+++ Source material

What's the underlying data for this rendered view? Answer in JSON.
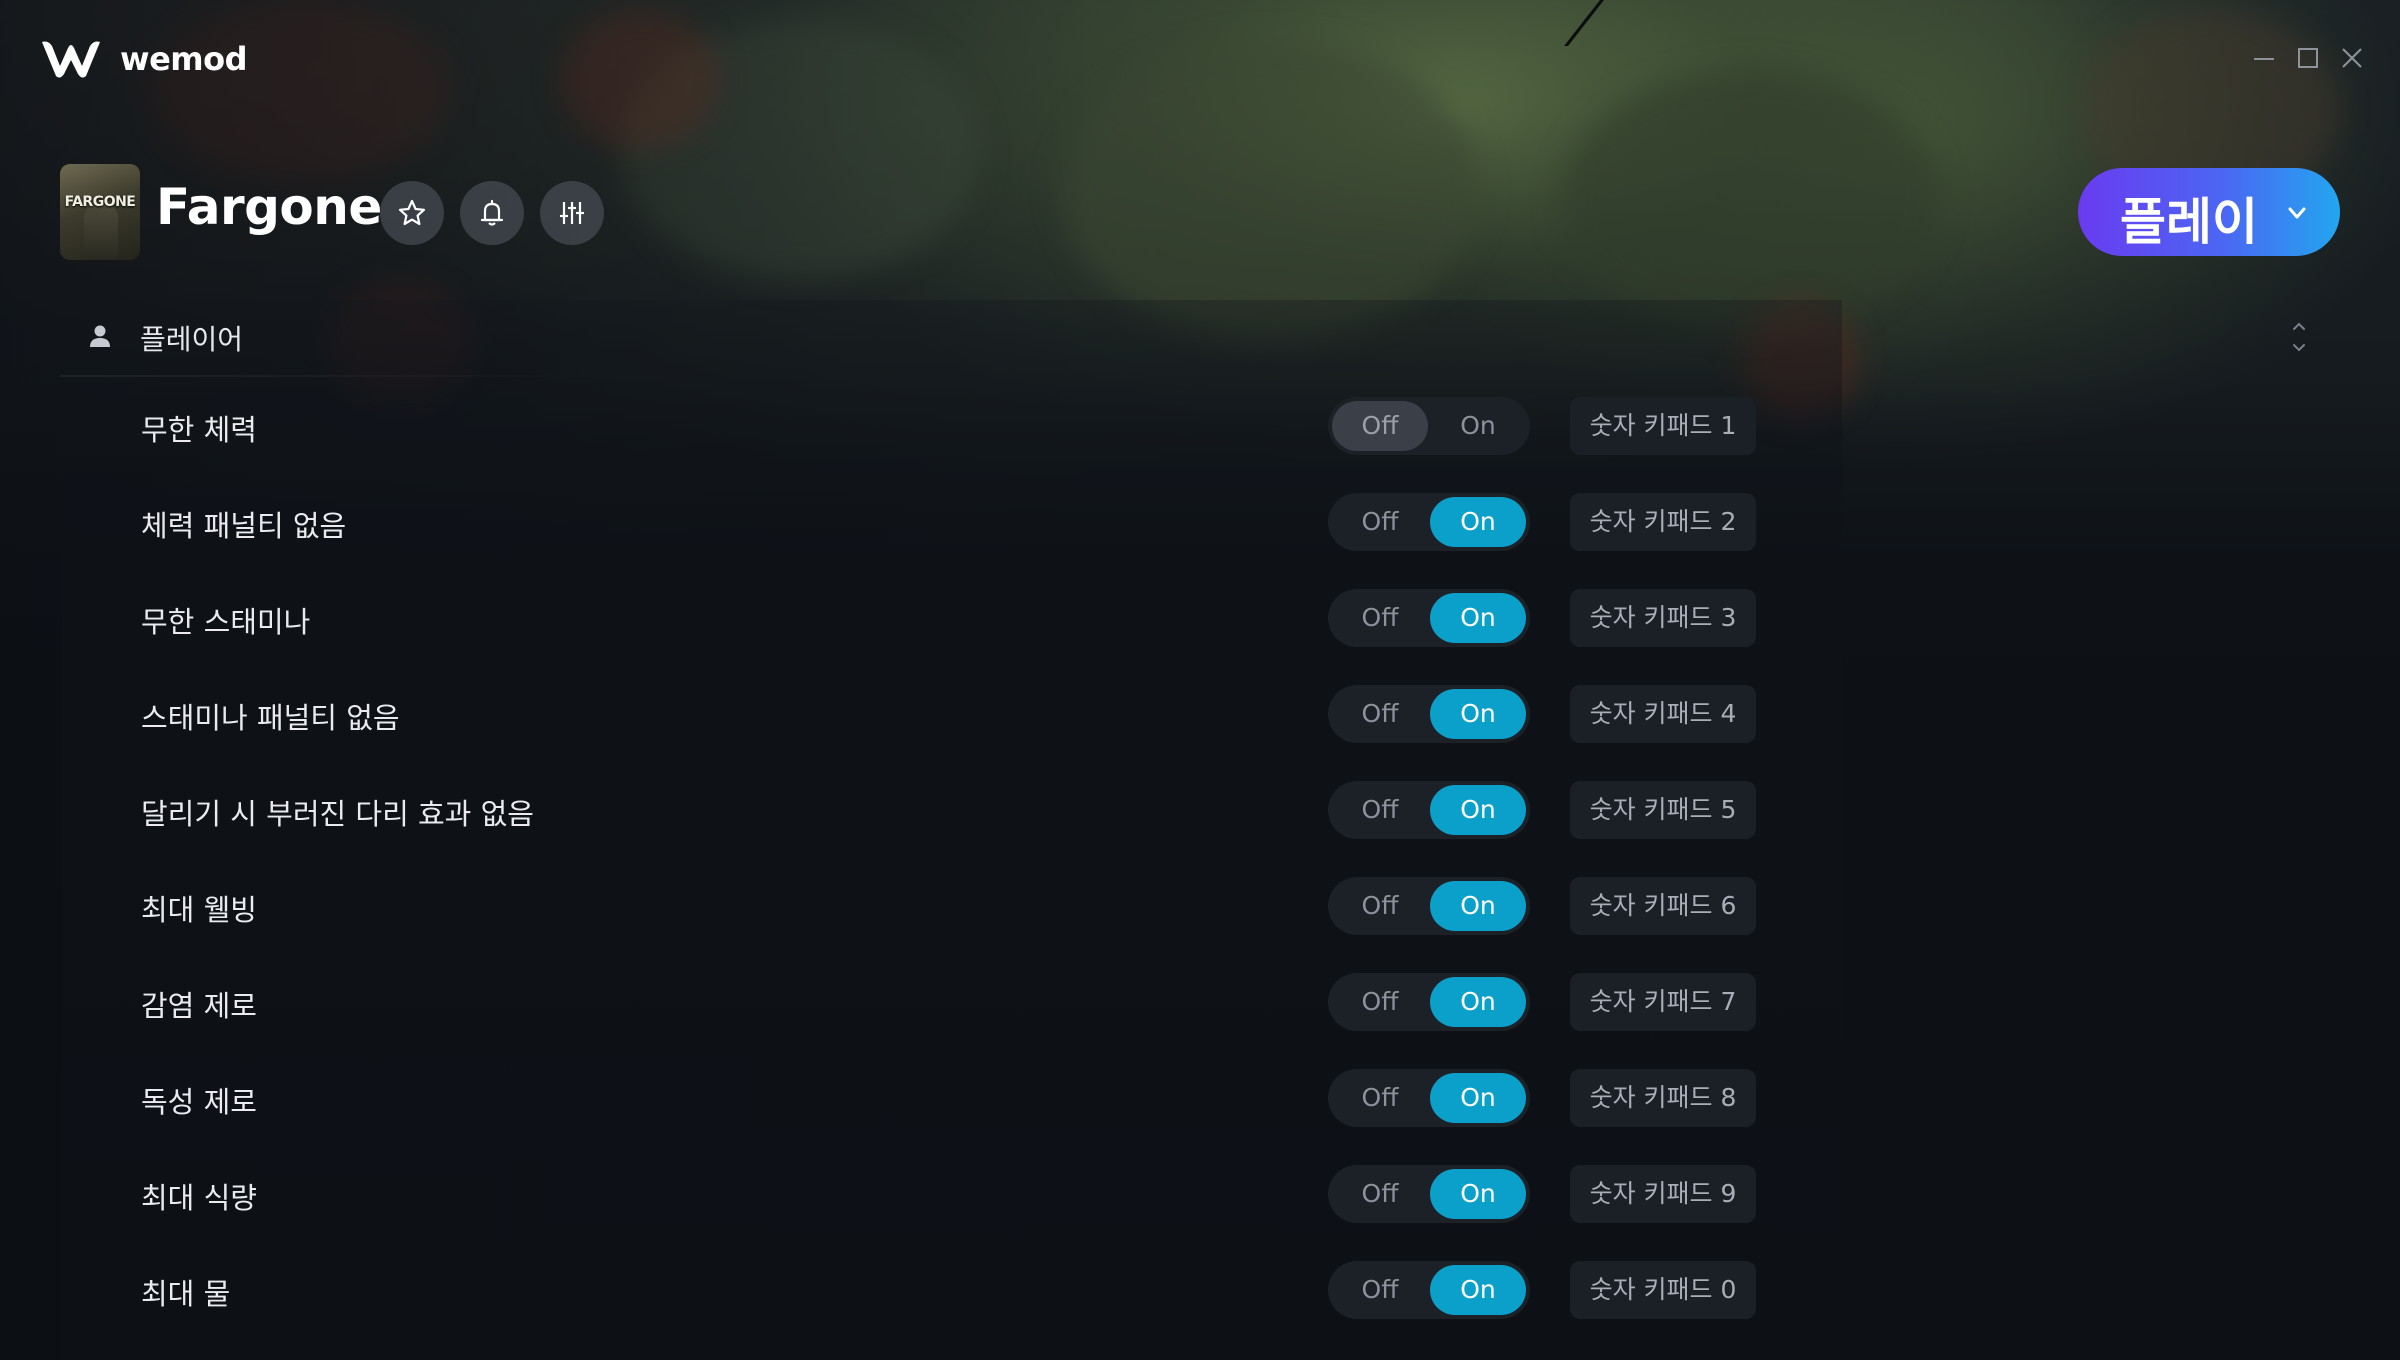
{
  "app": {
    "brand": "wemod"
  },
  "window_controls": [
    "minimize-icon",
    "maximize-icon",
    "close-icon"
  ],
  "game": {
    "title": "Fargone",
    "cover_text": "FARGONE",
    "header_buttons": [
      "star-icon",
      "bell-icon",
      "sliders-icon"
    ],
    "play_label": "플레이"
  },
  "category": {
    "label": "플레이어",
    "icon": "person-icon"
  },
  "cheats": [
    {
      "name": "무한 체력",
      "off": "Off",
      "on": "On",
      "state": "off",
      "hotkey": "숫자 키패드 1"
    },
    {
      "name": "체력 패널티 없음",
      "off": "Off",
      "on": "On",
      "state": "on",
      "hotkey": "숫자 키패드 2"
    },
    {
      "name": "무한 스태미나",
      "off": "Off",
      "on": "On",
      "state": "on",
      "hotkey": "숫자 키패드 3"
    },
    {
      "name": "스태미나 패널티 없음",
      "off": "Off",
      "on": "On",
      "state": "on",
      "hotkey": "숫자 키패드 4"
    },
    {
      "name": "달리기 시 부러진 다리 효과 없음",
      "off": "Off",
      "on": "On",
      "state": "on",
      "hotkey": "숫자 키패드 5"
    },
    {
      "name": "최대 웰빙",
      "off": "Off",
      "on": "On",
      "state": "on",
      "hotkey": "숫자 키패드 6"
    },
    {
      "name": "감염 제로",
      "off": "Off",
      "on": "On",
      "state": "on",
      "hotkey": "숫자 키패드 7"
    },
    {
      "name": "독성 제로",
      "off": "Off",
      "on": "On",
      "state": "on",
      "hotkey": "숫자 키패드 8"
    },
    {
      "name": "최대 식량",
      "off": "Off",
      "on": "On",
      "state": "on",
      "hotkey": "숫자 키패드 9"
    },
    {
      "name": "최대 물",
      "off": "Off",
      "on": "On",
      "state": "on",
      "hotkey": "숫자 키패드 0"
    }
  ],
  "colors": {
    "toggle_on": "#0aa0c9",
    "play_gradient_start": "#6a3bf0",
    "play_gradient_end": "#23a6ef",
    "background": "#0d1116"
  }
}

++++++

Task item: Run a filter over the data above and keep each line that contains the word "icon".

Response below:
    "minimize-icon",
    "maximize-icon",
    "close-icon"
      "star-icon",
      "bell-icon",
      "sliders-icon"
    "icon": "person-icon"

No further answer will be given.